If a leader is exhibiting this behavior, failure to take corrective action arguably amounts to ratification of the conduct. This legally places the club or sponsors at risk, and jeopardizes the entire club.

  1. Insist on bright clothes and led lights. Encourage the use of a video device, like a fly or contour recorder. Consider using electronic devices that warn of approaching traffic. Also, request riders wear a "rider ID" medical bracelet with medical and emergency contact information.
  2. As a further safety net, require your club members to carry strong uninsured/under insured motorist (UM/UIM) coverage, and a $2 million umbrella policy with UM/UIM provisions. The member is almost always in the best position to avoid an accident, and therefore should bear the risk of insuring against an unforeseen accident. (My website contains an article on this subject: http://www.911law.com/Legal-Blog/2008/December/Cyclists-Don-8217-t-Skimp-on-Insurance.aspx)
  3. Rules and common dangers should be posted on the club's website and discussed at the annual club meeting. When establishing rules, err on the side of a conservative approach. Include language that warns of both known and unknown dangers language.
  4. Restrict conversations regarding risk management among the organizers and its ride leaders to personal meetings. Lawyers subpoena e-mails.
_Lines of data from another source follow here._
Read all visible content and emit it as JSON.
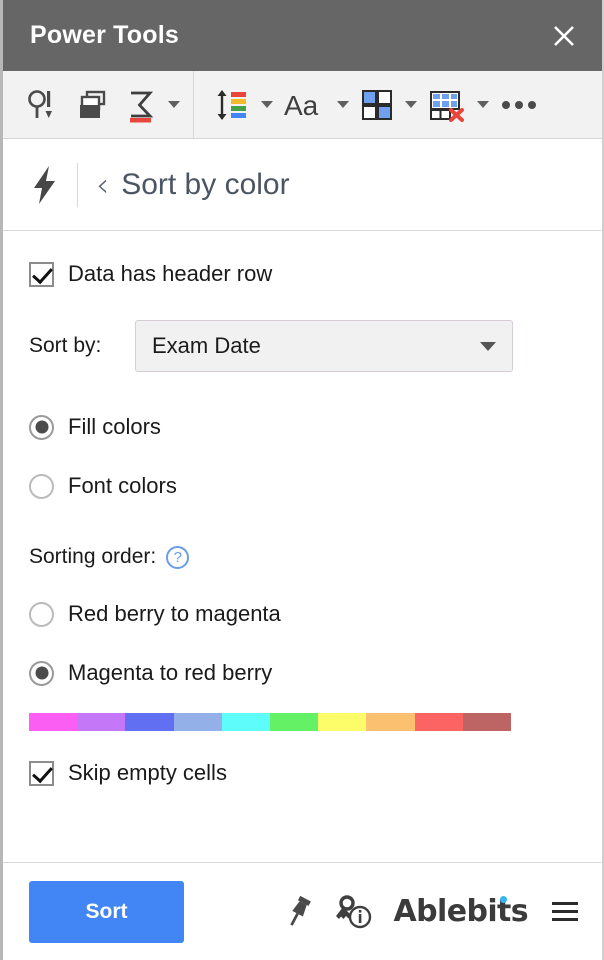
{
  "window": {
    "title": "Power Tools",
    "close_label": "×",
    "close_icon": "close-icon"
  },
  "toolbar": {
    "groups": [
      {
        "items": [
          {
            "icon": "find-and-replace-icon",
            "label": "Find and replace"
          },
          {
            "icon": "merge-sheets-icon",
            "label": "Merge sheets"
          },
          {
            "icon": "sum-sigma-icon",
            "label": "Sum by color",
            "has_caret": true
          }
        ]
      },
      {
        "items": [
          {
            "icon": "sort-by-color-icon",
            "label": "Sort",
            "has_caret": true
          },
          {
            "icon": "text-aa-icon",
            "label": "Text",
            "has_caret": true
          },
          {
            "icon": "randomize-cells-icon",
            "label": "Randomize",
            "has_caret": true
          },
          {
            "icon": "clear-table-icon",
            "label": "Clear",
            "has_caret": true
          },
          {
            "icon": "more-options-icon",
            "label": "More"
          }
        ]
      }
    ]
  },
  "section": {
    "logo_icon": "lightning-bolt-icon",
    "back_icon": "back-chevron-icon",
    "back_label": "‹",
    "title": "Sort by color"
  },
  "form": {
    "header_row": {
      "label": "Data has header row",
      "checked": true
    },
    "sort_by": {
      "label": "Sort by:",
      "value": "Exam Date",
      "placeholder": "Exam Date"
    },
    "color_type": {
      "options": [
        {
          "label": "Fill colors",
          "selected": true
        },
        {
          "label": "Font colors",
          "selected": false
        }
      ]
    },
    "sorting_order": {
      "label": "Sorting order:",
      "help_label": "?",
      "options": [
        {
          "label": "Red berry to magenta",
          "selected": false
        },
        {
          "label": "Magenta to red berry",
          "selected": true
        }
      ]
    },
    "color_preview": {
      "swatches": [
        "#fb5ef2",
        "#c478f7",
        "#6170f2",
        "#93b0e8",
        "#5ffcfc",
        "#64f165",
        "#fdfd69",
        "#fbc170",
        "#fc6464",
        "#bd6565"
      ]
    },
    "skip_empty": {
      "label": "Skip empty cells",
      "checked": true
    }
  },
  "footer": {
    "primary_button": "Sort",
    "primary_color": "#4285f4",
    "pin_icon": "pushpin-icon",
    "license_icon": "license-key-info-icon",
    "brand": "Ablebits",
    "brand_dot_color": "#35b5f0",
    "menu_icon": "hamburger-menu-icon"
  }
}
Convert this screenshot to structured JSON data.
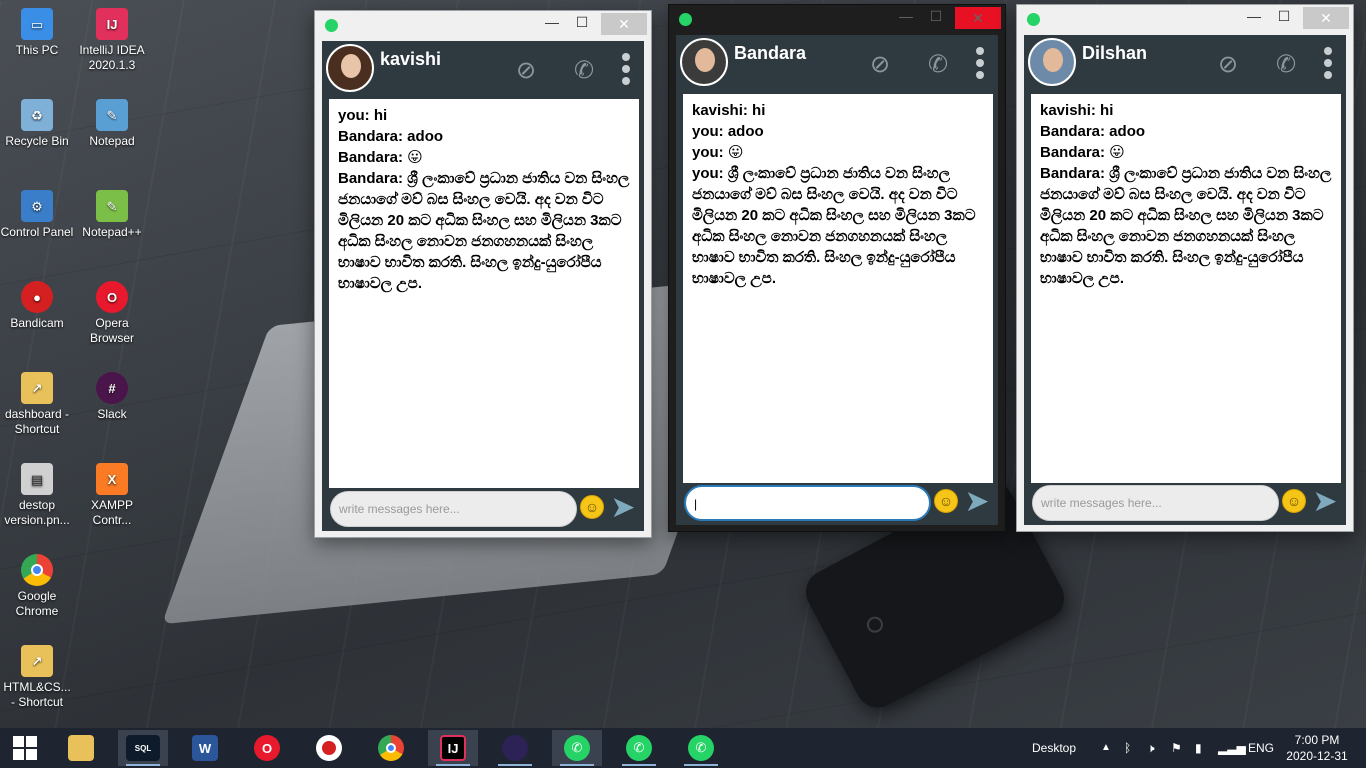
{
  "desktop": {
    "icons": [
      {
        "label": "This PC",
        "icon": "computer-icon",
        "color": "#3a8ee6"
      },
      {
        "label": "IntelliJ IDEA 2020.1.3",
        "icon": "intellij-icon",
        "color": "#e0305b"
      },
      {
        "label": "Recycle Bin",
        "icon": "recycle-bin-icon",
        "color": "#7fb0d8"
      },
      {
        "label": "Notepad",
        "icon": "notepad-icon",
        "color": "#5a9fd4"
      },
      {
        "label": "Control Panel",
        "icon": "control-panel-icon",
        "color": "#3a7ec9"
      },
      {
        "label": "Notepad++",
        "icon": "notepadpp-icon",
        "color": "#7cbf48"
      },
      {
        "label": "Bandicam",
        "icon": "bandicam-icon",
        "color": "#d42020"
      },
      {
        "label": "Opera Browser",
        "icon": "opera-icon",
        "color": "#e8192c"
      },
      {
        "label": "dashboard - Shortcut",
        "icon": "folder-shortcut-icon",
        "color": "#e8c15a"
      },
      {
        "label": "Slack",
        "icon": "slack-icon",
        "color": "#4a154b"
      },
      {
        "label": "destop version.pn...",
        "icon": "image-file-icon",
        "color": "#d0d0d0"
      },
      {
        "label": "XAMPP Contr...",
        "icon": "xampp-icon",
        "color": "#fb7a24"
      },
      {
        "label": "Google Chrome",
        "icon": "chrome-icon",
        "color": "#34a853"
      },
      {
        "label": "HTML&CS... - Shortcut",
        "icon": "folder-shortcut-icon",
        "color": "#e8c15a"
      }
    ]
  },
  "composer_placeholder": "write messages here...",
  "windows": [
    {
      "contact": "kavishi",
      "messages": [
        "you: hi",
        "Bandara: adoo",
        "Bandara: 😛",
        "Bandara: ශ්‍රී ලංකාවේ ප්‍රධාන ජාතිය වන සිංහල ජනයාගේ මව් බස සිංහල වෙයි. අද වන විට මිලියන 20 කට අධික සිංහල සහ මිලියන 3කට අධික සිංහල නොවන ජනගහනයක් සිංහල භාෂාව භාවිත කරති. සිංහල ඉන්දු-යුරෝපීය භාෂාවල උප."
      ]
    },
    {
      "contact": "Bandara",
      "messages": [
        "kavishi: hi",
        "you: adoo",
        "you: 😛",
        "you: ශ්‍රී ලංකාවේ ප්‍රධාන ජාතිය වන සිංහල ජනයාගේ මව් බස සිංහල වෙයි. අද වන විට මිලියන 20 කට අධික සිංහල සහ මිලියන 3කට අධික සිංහල නොවන ජනගහනයක් සිංහල භාෂාව භාවිත කරති. සිංහල ඉන්දු-යුරෝපීය භාෂාවල උප."
      ]
    },
    {
      "contact": "Dilshan",
      "messages": [
        "kavishi: hi",
        "Bandara: adoo",
        "Bandara: 😛",
        "Bandara: ශ්‍රී ලංකාවේ ප්‍රධාන ජාතිය වන සිංහල ජනයාගේ මව් බස සිංහල වෙයි. අද වන විට මිලියන 20 කට අධික සිංහල සහ මිලියන 3කට අධික සිංහල නොවන ජනගහනයක් සිංහල භාෂාව භාවිත කරති. සිංහල ඉන්දු-යුරෝපීය භාෂාවල උප."
      ]
    }
  ],
  "taskbar": {
    "apps": [
      "start-icon",
      "file-explorer-icon",
      "mysql-icon",
      "word-icon",
      "opera-icon",
      "bandicam-icon",
      "chrome-icon",
      "intellij-icon",
      "eclipse-icon",
      "whatsapp-icon",
      "whatsapp-icon",
      "whatsapp-icon"
    ],
    "desktop_label": "Desktop",
    "language": "ENG",
    "time": "7:00 PM",
    "date": "2020-12-31"
  }
}
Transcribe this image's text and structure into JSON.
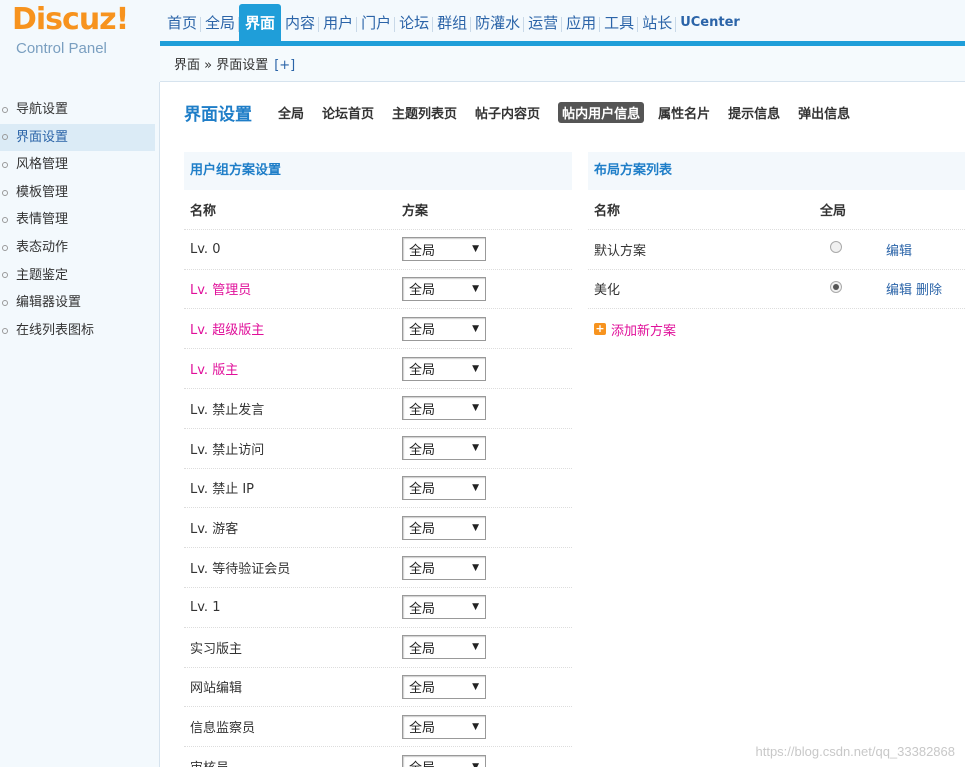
{
  "brand": {
    "logo": "Discuz!",
    "subtitle": "Control Panel"
  },
  "topnav": [
    {
      "label": "首页"
    },
    {
      "label": "全局"
    },
    {
      "label": "界面",
      "active": true
    },
    {
      "label": "内容"
    },
    {
      "label": "用户"
    },
    {
      "label": "门户"
    },
    {
      "label": "论坛"
    },
    {
      "label": "群组"
    },
    {
      "label": "防灌水"
    },
    {
      "label": "运营"
    },
    {
      "label": "应用"
    },
    {
      "label": "工具"
    },
    {
      "label": "站长"
    },
    {
      "label": "UCenter"
    }
  ],
  "breadcrumb": {
    "text": "界面 » 界面设置",
    "plus": "[+]"
  },
  "sidebar": [
    {
      "label": "导航设置"
    },
    {
      "label": "界面设置",
      "active": true
    },
    {
      "label": "风格管理"
    },
    {
      "label": "模板管理"
    },
    {
      "label": "表情管理"
    },
    {
      "label": "表态动作"
    },
    {
      "label": "主题鉴定"
    },
    {
      "label": "编辑器设置"
    },
    {
      "label": "在线列表图标"
    }
  ],
  "page": {
    "title": "界面设置",
    "tabs": [
      {
        "label": "全局"
      },
      {
        "label": "论坛首页"
      },
      {
        "label": "主题列表页"
      },
      {
        "label": "帖子内容页"
      },
      {
        "label": "帖内用户信息",
        "active": true
      },
      {
        "label": "属性名片"
      },
      {
        "label": "提示信息"
      },
      {
        "label": "弹出信息"
      }
    ]
  },
  "usergroups": {
    "heading": "用户组方案设置",
    "col_name": "名称",
    "col_scheme": "方案",
    "rows": [
      {
        "name": "Lv. 0",
        "scheme": "全局",
        "pink": false
      },
      {
        "name": "Lv. 管理员",
        "scheme": "全局",
        "pink": true
      },
      {
        "name": "Lv. 超级版主",
        "scheme": "全局",
        "pink": true
      },
      {
        "name": "Lv. 版主",
        "scheme": "全局",
        "pink": true
      },
      {
        "name": "Lv. 禁止发言",
        "scheme": "全局",
        "pink": false
      },
      {
        "name": "Lv. 禁止访问",
        "scheme": "全局",
        "pink": false
      },
      {
        "name": "Lv. 禁止 IP",
        "scheme": "全局",
        "pink": false
      },
      {
        "name": "Lv. 游客",
        "scheme": "全局",
        "pink": false
      },
      {
        "name": "Lv. 等待验证会员",
        "scheme": "全局",
        "pink": false
      },
      {
        "name": "Lv. 1",
        "scheme": "全局",
        "pink": false
      },
      {
        "name": "实习版主",
        "scheme": "全局",
        "pink": false
      },
      {
        "name": "网站编辑",
        "scheme": "全局",
        "pink": false
      },
      {
        "name": "信息监察员",
        "scheme": "全局",
        "pink": false
      },
      {
        "name": "审核员",
        "scheme": "全局",
        "pink": false
      }
    ]
  },
  "layouts": {
    "heading": "布局方案列表",
    "col_name": "名称",
    "col_global": "全局",
    "rows": [
      {
        "name": "默认方案",
        "selected": false,
        "actions": [
          "编辑"
        ]
      },
      {
        "name": "美化",
        "selected": true,
        "actions": [
          "编辑",
          "删除"
        ]
      }
    ],
    "add_label": "添加新方案"
  },
  "watermark": "https://blog.csdn.net/qq_33382868"
}
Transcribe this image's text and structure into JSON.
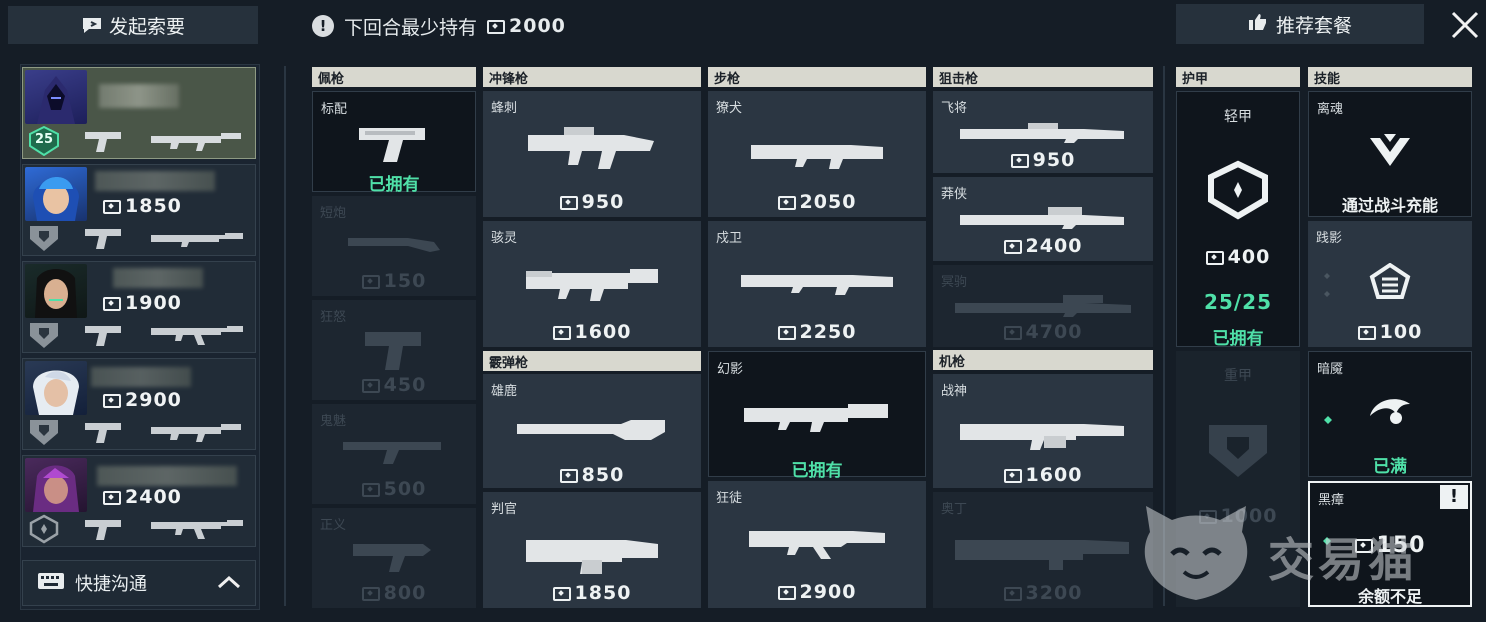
{
  "top": {
    "request_label": "发起索要",
    "min_notice": "下回合最少持有",
    "min_amount": "2000",
    "recommend_label": "推荐套餐"
  },
  "team": {
    "players": [
      {
        "money": "",
        "level": "25"
      },
      {
        "money": "1850"
      },
      {
        "money": "1900"
      },
      {
        "money": "2900"
      },
      {
        "money": "2400"
      }
    ],
    "quick_comm_label": "快捷沟通"
  },
  "shop": {
    "sidearms": {
      "header": "佩枪",
      "items": [
        {
          "name": "标配",
          "status": "已拥有"
        },
        {
          "name": "短炮",
          "price": "150"
        },
        {
          "name": "狂怒",
          "price": "450"
        },
        {
          "name": "鬼魅",
          "price": "500"
        },
        {
          "name": "正义",
          "price": "800"
        }
      ]
    },
    "smg": {
      "header": "冲锋枪",
      "items": [
        {
          "name": "蜂刺",
          "price": "950"
        },
        {
          "name": "骇灵",
          "price": "1600"
        }
      ]
    },
    "shotgun": {
      "header": "霰弹枪",
      "items": [
        {
          "name": "雄鹿",
          "price": "850"
        },
        {
          "name": "判官",
          "price": "1850"
        }
      ]
    },
    "rifles": {
      "header": "步枪",
      "items": [
        {
          "name": "獠犬",
          "price": "2050"
        },
        {
          "name": "戍卫",
          "price": "2250"
        },
        {
          "name": "幻影",
          "status": "已拥有"
        },
        {
          "name": "狂徒",
          "price": "2900"
        }
      ]
    },
    "snipers": {
      "header": "狙击枪",
      "items": [
        {
          "name": "飞将",
          "price": "950"
        },
        {
          "name": "莽侠",
          "price": "2400"
        },
        {
          "name": "冥驹",
          "price": "4700"
        }
      ]
    },
    "heavy": {
      "header": "机枪",
      "items": [
        {
          "name": "战神",
          "price": "1600"
        },
        {
          "name": "奥丁",
          "price": "3200"
        }
      ]
    },
    "armor": {
      "header": "护甲",
      "items": [
        {
          "name": "轻甲",
          "price": "400",
          "count": "25/25",
          "status": "已拥有"
        },
        {
          "name": "重甲",
          "price": "1000"
        }
      ]
    },
    "abilities": {
      "header": "技能",
      "items": [
        {
          "name": "离魂",
          "status": "通过战斗充能"
        },
        {
          "name": "践影",
          "price": "100"
        },
        {
          "name": "暗魇",
          "status": "已满"
        },
        {
          "name": "黑瘴",
          "price": "150",
          "status": "余额不足"
        }
      ]
    }
  },
  "watermark": "交易猫"
}
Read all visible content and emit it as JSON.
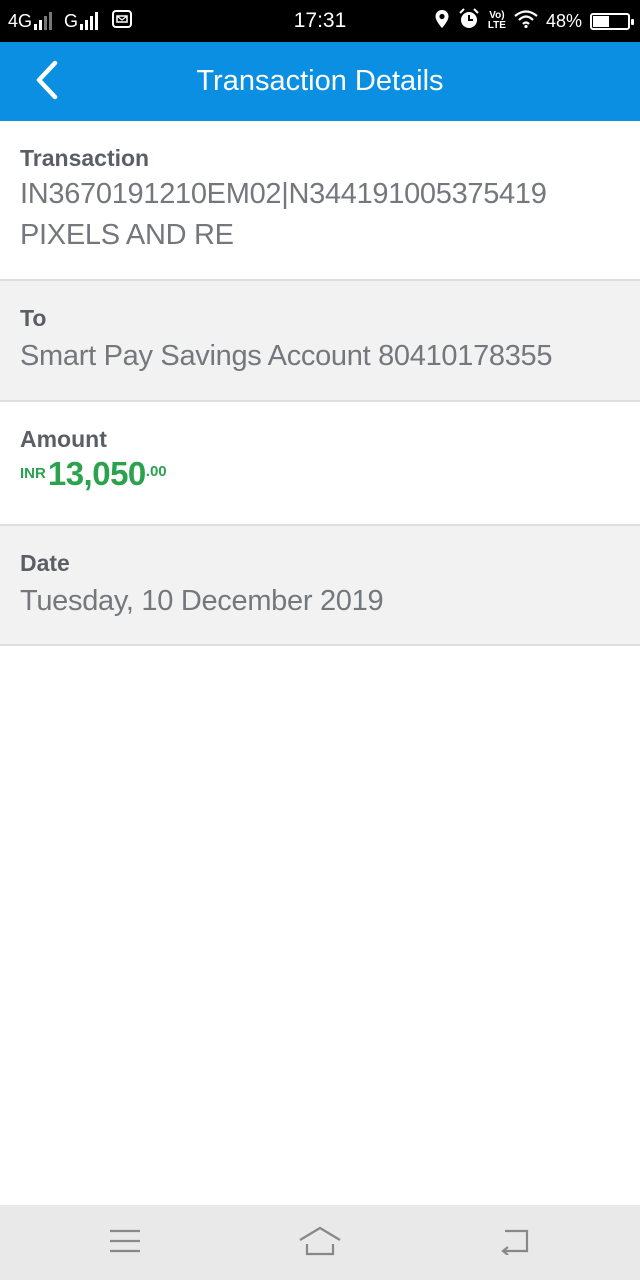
{
  "status_bar": {
    "network1": "4G",
    "network2": "G",
    "time": "17:31",
    "volte_top": "Vo)",
    "volte_bottom": "LTE",
    "battery": "48%",
    "battery_level": 0.48
  },
  "header": {
    "title": "Transaction Details",
    "back_icon": "chevron-left-icon",
    "background_color": "#0b8fe2"
  },
  "details": {
    "transaction": {
      "label": "Transaction",
      "line1": "IN3670191210EM02|N344191005375419",
      "line2": "PIXELS AND RE"
    },
    "to": {
      "label": "To",
      "value": "Smart Pay Savings Account 80410178355"
    },
    "amount": {
      "label": "Amount",
      "currency": "INR",
      "whole": "13,050",
      "decimal": ".00",
      "color": "#2aa24e"
    },
    "date": {
      "label": "Date",
      "value": "Tuesday, 10 December 2019"
    }
  },
  "nav_bar": {
    "menu_icon": "menu-icon",
    "home_icon": "home-icon",
    "back_icon": "back-icon"
  }
}
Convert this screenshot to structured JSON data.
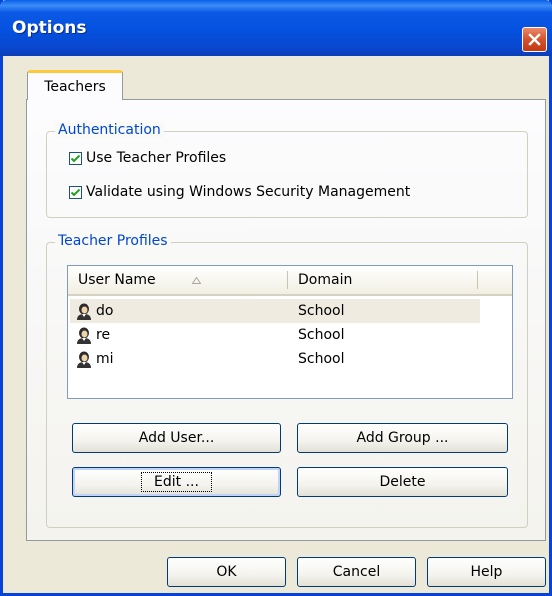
{
  "window": {
    "title": "Options"
  },
  "tabs": [
    {
      "label": "Teachers"
    }
  ],
  "authentication": {
    "legend": "Authentication",
    "options": [
      {
        "label": "Use Teacher Profiles",
        "checked": true
      },
      {
        "label": "Validate using Windows Security Management",
        "checked": true
      }
    ]
  },
  "profiles": {
    "legend": "Teacher Profiles",
    "columns": [
      {
        "label": "User Name",
        "sort": "ascending"
      },
      {
        "label": "Domain"
      }
    ],
    "rows": [
      {
        "user": "do",
        "domain": "School",
        "selected": true
      },
      {
        "user": "re",
        "domain": "School",
        "selected": false
      },
      {
        "user": "mi",
        "domain": "School",
        "selected": false
      }
    ],
    "buttons": {
      "add_user": "Add User...",
      "add_group": "Add Group ...",
      "edit": "Edit ...",
      "delete": "Delete"
    }
  },
  "footer": {
    "ok": "OK",
    "cancel": "Cancel",
    "help": "Help"
  },
  "icons": {
    "close": "close-icon",
    "user": "user-icon",
    "check": "checkmark-icon",
    "sort": "sort-ascending-icon"
  },
  "colors": {
    "titlebar": "#0451df",
    "close_button": "#d4522c",
    "group_legend": "#0046d5",
    "tab_highlight": "#ffc83c"
  }
}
Instruct your members accordingly.
  5. When organizing an event, consider splitting groups according to ability.
  6. Encourage experienced riders to self-police the rides. Seasoned riders can urge the group to ride safely by: maintaining a single file in dangerous areas; preventing riders from blowing stop signs; keeping the ride from turning into a race.
  7. When in doubt about the safety of a particular route, obtain a written opinion of a traffic engineer or a professional race director.
  8. Consider inviting a traffic enforcement police officer to speak at the annual meeting regarding bicycle laws and safety.
  9. Obtain a contact number of local emergency personnel before a ride, and request a stand-by ambulance.
  10. *Last, it is advisable to have an attorney experienced in bicycle litigation and Jury Trials speak to your club to answer membership questions. Both Mr. Duquette and Mr. Griessmeyer are so qualified. They are also graduates of the prestigious Gerry Spence, Esq. Trial Lawyers College in Wyoming.

This article is intended as general guidance regarding risk management in our bicycling community, and is not provided as legal advice. Specific concerns must be addressed after careful consideration by your attorney. You have authority to distribute & post this article without the authors' permission.